But while the group agrees that a political solution has to be found, it has faltered on the terms. The resolution appeared to paper over many of the members’ differences in the interests of starting a process that Kerry has said he hopes will take on its own momentum and propel compromise among the disparate Syrian and foreign actors fueling the war.
To keep Russia and Iran in the tent, the United States has diluted its rhetoric on Assad and emphasized shared concerns about terrorism. To convince Saudi Arabia, Turkey and others that it recognizes the broad opposition to Assad inside Syria, the Obama administration has quietly dropped its refusal to recognize the Islamist groups they back as legitimate actors in a negotiated solution.
Those positions have required significant juggling on Kerry’s part.
After meeting in Moscow with Russian President Vladimir Putin this week, the secretary of state said: “While we don’t see eye to eye on every single aspect of Syria, we certainly agreed . . . that we see Syria fundamentally very similarly. We want the same outcomes. We see the same dangers. We understand the same challenges.”
While not seeking “regime change,” Kerry said, the United States and its partners “don’t believe that Assad himself has the ability to be able to lead the future Syria.” Some regional allies — and U.S. critics of the administration’s Syria policy — saw his statement as caving in to Russian demands by stepping back from insistence that Assad leave office.
Administration officials insisted that was not the case, saying that Kerry is merely setting aside the question of Assad to be taken up later in negotiations among Syrians. Kerry said he hopes those talks can begin as early as next month.
Putin, in a news conference Thursday in Moscow, said that his plan for Syria coincided in “key aspects” with U.S. goals: “working on the constitution, preparing elections in Syria and the recognition of their results.”
For now, he said, Russian airstrikes, most of which have focused on what Moscow says are opposition “terrorists” rather than the Islamic State, would continue.

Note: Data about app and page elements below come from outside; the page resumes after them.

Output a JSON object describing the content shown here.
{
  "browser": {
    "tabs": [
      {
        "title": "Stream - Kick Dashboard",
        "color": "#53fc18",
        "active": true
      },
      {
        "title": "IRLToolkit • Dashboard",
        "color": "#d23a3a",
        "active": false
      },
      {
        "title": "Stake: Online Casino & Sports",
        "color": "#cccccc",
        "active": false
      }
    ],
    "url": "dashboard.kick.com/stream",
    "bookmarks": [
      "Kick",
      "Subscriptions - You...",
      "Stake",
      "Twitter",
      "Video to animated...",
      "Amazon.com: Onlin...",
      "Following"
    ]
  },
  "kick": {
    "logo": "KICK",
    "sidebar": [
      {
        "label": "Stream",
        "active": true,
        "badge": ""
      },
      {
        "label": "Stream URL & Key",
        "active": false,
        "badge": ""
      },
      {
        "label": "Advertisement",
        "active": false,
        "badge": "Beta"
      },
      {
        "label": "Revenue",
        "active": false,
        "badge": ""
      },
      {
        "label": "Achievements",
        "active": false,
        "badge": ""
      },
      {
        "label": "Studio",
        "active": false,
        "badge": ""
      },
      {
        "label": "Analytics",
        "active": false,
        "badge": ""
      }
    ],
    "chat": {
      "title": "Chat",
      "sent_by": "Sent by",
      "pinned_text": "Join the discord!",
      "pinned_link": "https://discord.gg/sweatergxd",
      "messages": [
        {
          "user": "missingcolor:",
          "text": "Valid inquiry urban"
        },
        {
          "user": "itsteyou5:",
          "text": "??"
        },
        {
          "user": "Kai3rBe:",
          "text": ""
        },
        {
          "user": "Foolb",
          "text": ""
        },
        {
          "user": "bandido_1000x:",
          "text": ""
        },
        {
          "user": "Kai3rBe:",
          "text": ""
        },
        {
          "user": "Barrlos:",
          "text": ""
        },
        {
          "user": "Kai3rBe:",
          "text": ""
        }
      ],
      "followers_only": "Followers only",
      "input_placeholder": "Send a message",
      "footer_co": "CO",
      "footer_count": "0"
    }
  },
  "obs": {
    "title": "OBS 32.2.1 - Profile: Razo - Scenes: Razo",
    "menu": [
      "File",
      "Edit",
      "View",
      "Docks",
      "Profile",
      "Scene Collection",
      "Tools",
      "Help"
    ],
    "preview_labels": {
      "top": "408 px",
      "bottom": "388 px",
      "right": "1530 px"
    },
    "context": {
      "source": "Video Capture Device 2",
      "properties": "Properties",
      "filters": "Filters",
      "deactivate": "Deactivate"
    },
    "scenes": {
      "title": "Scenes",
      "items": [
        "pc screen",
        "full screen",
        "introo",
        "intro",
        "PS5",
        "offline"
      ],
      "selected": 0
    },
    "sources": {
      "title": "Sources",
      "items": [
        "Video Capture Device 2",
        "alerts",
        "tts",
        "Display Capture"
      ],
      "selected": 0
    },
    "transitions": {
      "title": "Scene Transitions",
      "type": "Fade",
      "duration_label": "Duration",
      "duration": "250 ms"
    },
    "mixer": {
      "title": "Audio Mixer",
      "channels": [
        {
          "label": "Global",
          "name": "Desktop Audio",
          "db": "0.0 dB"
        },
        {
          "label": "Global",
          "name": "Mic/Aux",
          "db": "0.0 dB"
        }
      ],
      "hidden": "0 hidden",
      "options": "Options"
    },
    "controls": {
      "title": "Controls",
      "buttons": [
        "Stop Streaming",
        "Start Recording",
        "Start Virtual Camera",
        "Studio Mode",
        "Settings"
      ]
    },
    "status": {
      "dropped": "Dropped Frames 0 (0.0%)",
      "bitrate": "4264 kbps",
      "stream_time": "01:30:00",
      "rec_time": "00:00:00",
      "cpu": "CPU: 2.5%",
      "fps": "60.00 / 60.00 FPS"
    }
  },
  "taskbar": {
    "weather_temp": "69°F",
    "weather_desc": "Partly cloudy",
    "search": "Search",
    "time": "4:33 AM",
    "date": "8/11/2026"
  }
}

In a meeting last month in Vienna, the International Syria Support Group agreed it would try to find common ground on which groups fighting in Syria — apart from the Islamic State and Jabhat al-Nusra, an al-Qaeda affiliate — could participate in talks with government representatives and which would be barred as “terrorists.”
The Assad government has submitted a list of more than three dozen representatives to participate in transition talks. In a meeting last week in Riyadh, the Saudi capital, representatives from a wide variety of opposition groups appointed a committee to choose negotiators.
Included in the Riyadh group were Islamist fighting groups such as Ahrar al-Sham, which the United States had previously indicated it considered extreme and would not support as part of the process. In a change in policy, administration officials said that eligible groups would be judged by their willingness to participate in a cease-fire.
Russia, presumably speaking for Assad, does not want Islamist groups to participate at all and has called for them to be deemed ineligible “terrorists.” That would allow Russia to continue bombing the groups, along with the Islamic State and Jabhat al-Nusra, under the terms of a cease-fire.
Iranian Foreign Minister Mohammad Javad Zarif, who attended the morning meeting in New York, accused “outside actors” of trying to impose “preconditions” on the Syrian people. In an opinion column in the British newspaper the Guardian on Friday, he said these actors were trying to differentiate between “good terrorists” and “bad terrorists.”
De Mistura said he would issue invitations in January to a first round of talks among Syrians but did not indicate who would be on the list. He warned against being “too ambitious” in terms of timing.